What is expected
In the listing below, count the lines that contain the string "value", and state that number without further words.

Record extracts
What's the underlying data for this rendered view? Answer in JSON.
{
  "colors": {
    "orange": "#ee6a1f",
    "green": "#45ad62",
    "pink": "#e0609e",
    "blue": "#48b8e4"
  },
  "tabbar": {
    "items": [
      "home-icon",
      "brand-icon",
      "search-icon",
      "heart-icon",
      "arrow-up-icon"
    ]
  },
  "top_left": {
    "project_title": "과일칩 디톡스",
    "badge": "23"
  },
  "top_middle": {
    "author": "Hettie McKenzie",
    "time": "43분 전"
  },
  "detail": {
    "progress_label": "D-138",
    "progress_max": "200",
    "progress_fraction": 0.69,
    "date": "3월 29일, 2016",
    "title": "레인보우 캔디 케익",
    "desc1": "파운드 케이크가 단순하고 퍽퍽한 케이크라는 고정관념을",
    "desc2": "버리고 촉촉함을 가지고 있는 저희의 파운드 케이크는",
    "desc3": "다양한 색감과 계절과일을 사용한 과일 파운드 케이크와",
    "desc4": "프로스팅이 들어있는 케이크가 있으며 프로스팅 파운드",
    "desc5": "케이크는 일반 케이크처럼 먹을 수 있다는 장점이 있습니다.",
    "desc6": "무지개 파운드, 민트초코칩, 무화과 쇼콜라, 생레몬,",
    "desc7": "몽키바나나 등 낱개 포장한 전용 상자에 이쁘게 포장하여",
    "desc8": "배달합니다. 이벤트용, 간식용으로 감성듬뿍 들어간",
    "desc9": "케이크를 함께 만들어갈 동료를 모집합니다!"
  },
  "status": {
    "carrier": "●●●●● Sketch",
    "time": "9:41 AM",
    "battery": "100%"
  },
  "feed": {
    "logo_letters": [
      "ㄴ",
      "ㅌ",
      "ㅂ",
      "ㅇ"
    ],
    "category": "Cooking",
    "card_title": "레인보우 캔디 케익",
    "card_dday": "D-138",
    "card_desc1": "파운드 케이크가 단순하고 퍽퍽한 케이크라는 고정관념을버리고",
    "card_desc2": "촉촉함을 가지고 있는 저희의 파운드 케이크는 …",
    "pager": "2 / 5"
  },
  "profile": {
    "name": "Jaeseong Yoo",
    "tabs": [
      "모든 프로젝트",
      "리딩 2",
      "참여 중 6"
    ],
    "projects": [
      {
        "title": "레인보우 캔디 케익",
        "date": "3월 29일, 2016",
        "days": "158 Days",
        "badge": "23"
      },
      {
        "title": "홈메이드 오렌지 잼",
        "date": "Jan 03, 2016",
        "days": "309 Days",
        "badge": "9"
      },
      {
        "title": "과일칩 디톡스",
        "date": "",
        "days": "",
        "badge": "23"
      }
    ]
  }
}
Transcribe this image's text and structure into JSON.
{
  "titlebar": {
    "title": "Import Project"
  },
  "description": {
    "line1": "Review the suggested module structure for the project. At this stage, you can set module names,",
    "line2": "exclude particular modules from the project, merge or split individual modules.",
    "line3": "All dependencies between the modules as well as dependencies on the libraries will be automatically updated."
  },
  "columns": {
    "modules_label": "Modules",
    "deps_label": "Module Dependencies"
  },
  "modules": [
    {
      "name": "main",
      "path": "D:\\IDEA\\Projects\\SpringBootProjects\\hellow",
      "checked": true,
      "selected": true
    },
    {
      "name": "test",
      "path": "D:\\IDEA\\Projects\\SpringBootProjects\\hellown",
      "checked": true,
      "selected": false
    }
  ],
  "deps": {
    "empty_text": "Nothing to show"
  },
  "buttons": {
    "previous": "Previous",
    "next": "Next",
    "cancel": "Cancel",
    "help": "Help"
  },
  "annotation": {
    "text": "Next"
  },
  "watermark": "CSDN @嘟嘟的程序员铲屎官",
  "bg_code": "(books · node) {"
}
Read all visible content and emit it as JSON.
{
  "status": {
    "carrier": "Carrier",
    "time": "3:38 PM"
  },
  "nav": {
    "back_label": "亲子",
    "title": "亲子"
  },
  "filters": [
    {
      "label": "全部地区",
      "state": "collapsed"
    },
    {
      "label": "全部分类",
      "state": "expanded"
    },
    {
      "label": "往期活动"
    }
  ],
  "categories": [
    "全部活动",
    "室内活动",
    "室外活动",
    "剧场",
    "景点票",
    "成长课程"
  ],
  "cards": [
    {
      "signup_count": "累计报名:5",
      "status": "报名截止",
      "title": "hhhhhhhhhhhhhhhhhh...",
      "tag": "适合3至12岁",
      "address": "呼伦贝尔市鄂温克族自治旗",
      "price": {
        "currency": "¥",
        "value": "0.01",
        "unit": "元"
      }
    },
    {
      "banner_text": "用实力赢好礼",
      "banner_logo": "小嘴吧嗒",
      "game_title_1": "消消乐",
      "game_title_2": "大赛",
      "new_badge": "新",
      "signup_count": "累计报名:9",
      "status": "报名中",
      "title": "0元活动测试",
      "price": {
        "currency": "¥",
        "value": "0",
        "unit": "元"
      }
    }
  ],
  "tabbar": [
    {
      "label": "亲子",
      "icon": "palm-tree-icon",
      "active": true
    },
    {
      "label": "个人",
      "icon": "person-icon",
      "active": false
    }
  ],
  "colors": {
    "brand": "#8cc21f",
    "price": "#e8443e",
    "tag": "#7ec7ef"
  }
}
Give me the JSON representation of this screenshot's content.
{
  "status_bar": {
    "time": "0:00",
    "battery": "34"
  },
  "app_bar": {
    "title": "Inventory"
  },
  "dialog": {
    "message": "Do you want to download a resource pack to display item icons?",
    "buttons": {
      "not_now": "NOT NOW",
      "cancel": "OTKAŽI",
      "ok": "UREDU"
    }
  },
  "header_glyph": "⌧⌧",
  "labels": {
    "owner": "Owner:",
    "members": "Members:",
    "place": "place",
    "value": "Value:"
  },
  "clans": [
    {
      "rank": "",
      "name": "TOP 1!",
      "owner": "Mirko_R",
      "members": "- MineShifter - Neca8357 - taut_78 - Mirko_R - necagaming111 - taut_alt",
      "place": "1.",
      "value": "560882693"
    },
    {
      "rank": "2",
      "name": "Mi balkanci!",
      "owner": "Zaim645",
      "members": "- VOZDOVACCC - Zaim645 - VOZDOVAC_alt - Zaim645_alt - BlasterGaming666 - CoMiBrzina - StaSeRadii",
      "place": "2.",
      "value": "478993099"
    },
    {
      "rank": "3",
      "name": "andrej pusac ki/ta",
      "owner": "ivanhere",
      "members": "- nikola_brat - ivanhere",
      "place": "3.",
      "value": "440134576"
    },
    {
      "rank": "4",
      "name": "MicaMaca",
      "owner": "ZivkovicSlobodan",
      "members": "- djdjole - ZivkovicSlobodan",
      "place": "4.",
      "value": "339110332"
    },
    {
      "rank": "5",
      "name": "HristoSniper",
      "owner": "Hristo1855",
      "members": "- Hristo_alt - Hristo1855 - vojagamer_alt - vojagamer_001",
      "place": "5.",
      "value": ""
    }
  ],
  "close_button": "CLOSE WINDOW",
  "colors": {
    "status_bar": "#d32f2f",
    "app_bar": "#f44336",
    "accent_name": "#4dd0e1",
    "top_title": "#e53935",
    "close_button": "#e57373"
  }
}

Exercise response
8